[GIVEN RECORDS — start]
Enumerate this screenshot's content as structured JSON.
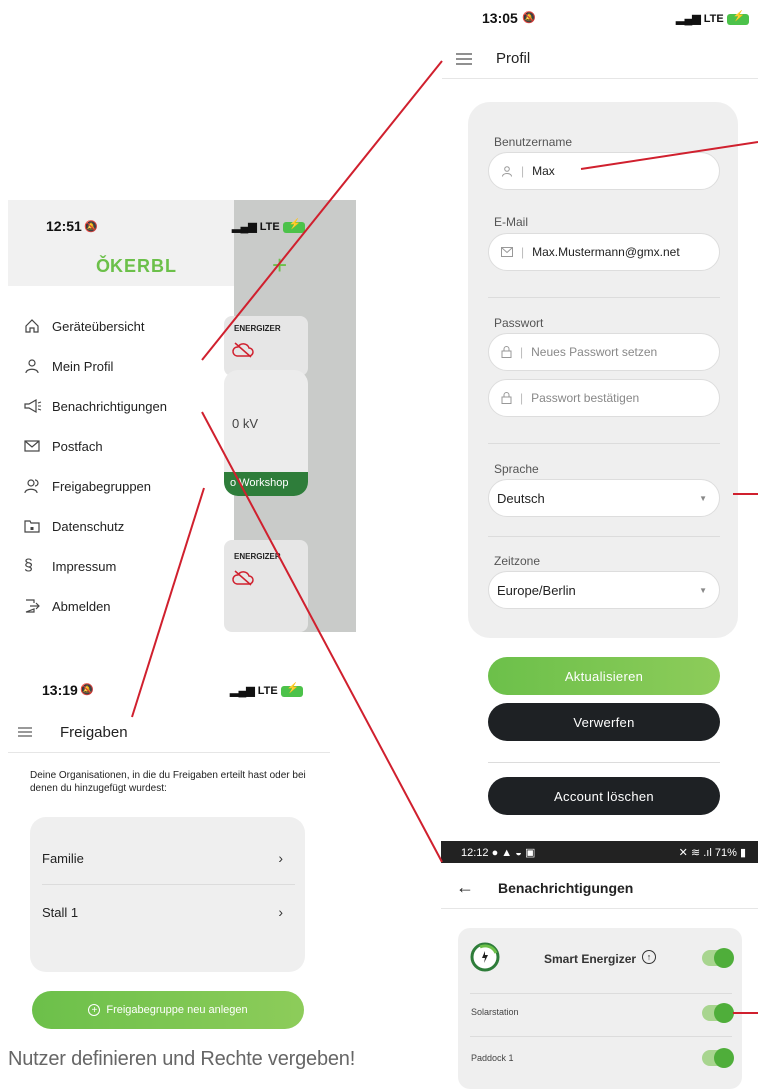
{
  "drawer": {
    "time": "12:51",
    "network": "LTE",
    "brand": "KERBL",
    "brand_mark": "Ǒ",
    "plus": "+",
    "items": [
      {
        "label": "Geräteübersicht",
        "icon": "home-icon"
      },
      {
        "label": "Mein Profil",
        "icon": "person-icon"
      },
      {
        "label": "Benachrichtigungen",
        "icon": "megaphone-icon"
      },
      {
        "label": "Postfach",
        "icon": "mail-icon"
      },
      {
        "label": "Freigabegruppen",
        "icon": "group-icon"
      },
      {
        "label": "Datenschutz",
        "icon": "folder-lock-icon"
      },
      {
        "label": "Impressum",
        "icon": "paragraph-icon"
      },
      {
        "label": "Abmelden",
        "icon": "logout-icon"
      }
    ],
    "bg_brand_1": "ENERGIZER",
    "bg_brand_2": "ENERGIZER",
    "bg_voltage": "0 kV",
    "bg_workshop": "o Workshop"
  },
  "profile": {
    "time": "13:05",
    "network": "LTE",
    "title": "Profil",
    "username_label": "Benutzername",
    "username_value": "Max",
    "email_label": "E-Mail",
    "email_value": "Max.Mustermann@gmx.net",
    "password_label": "Passwort",
    "password_placeholder": "Neues Passwort setzen",
    "password_confirm_placeholder": "Passwort bestätigen",
    "language_label": "Sprache",
    "language_value": "Deutsch",
    "timezone_label": "Zeitzone",
    "timezone_value": "Europe/Berlin",
    "update_button": "Aktualisieren",
    "discard_button": "Verwerfen",
    "delete_button": "Account löschen"
  },
  "sharing": {
    "time": "13:19",
    "network": "LTE",
    "title": "Freigaben",
    "description": "Deine Organisationen, in die du Freigaben erteilt hast oder bei denen du hinzugefügt wurdest:",
    "groups": [
      "Familie",
      "Stall 1"
    ],
    "new_group_button": "Freigabegruppe neu anlegen"
  },
  "notifications": {
    "time": "12:12",
    "battery": "71%",
    "title": "Benachrichtigungen",
    "device_name": "Smart Energizer",
    "rows": [
      "Solarstation",
      "Paddock 1"
    ],
    "toggles": [
      true,
      true,
      true
    ]
  },
  "caption": "Nutzer definieren und Rechte vergeben!",
  "colors": {
    "accent_green": "#6cc04a",
    "dark_button": "#1e2124",
    "workshop_green": "#2e7d3a",
    "annotation_red": "#d0202e"
  }
}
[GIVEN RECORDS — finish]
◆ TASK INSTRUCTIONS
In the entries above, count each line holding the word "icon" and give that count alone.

◆ SOLUTION BELOW
8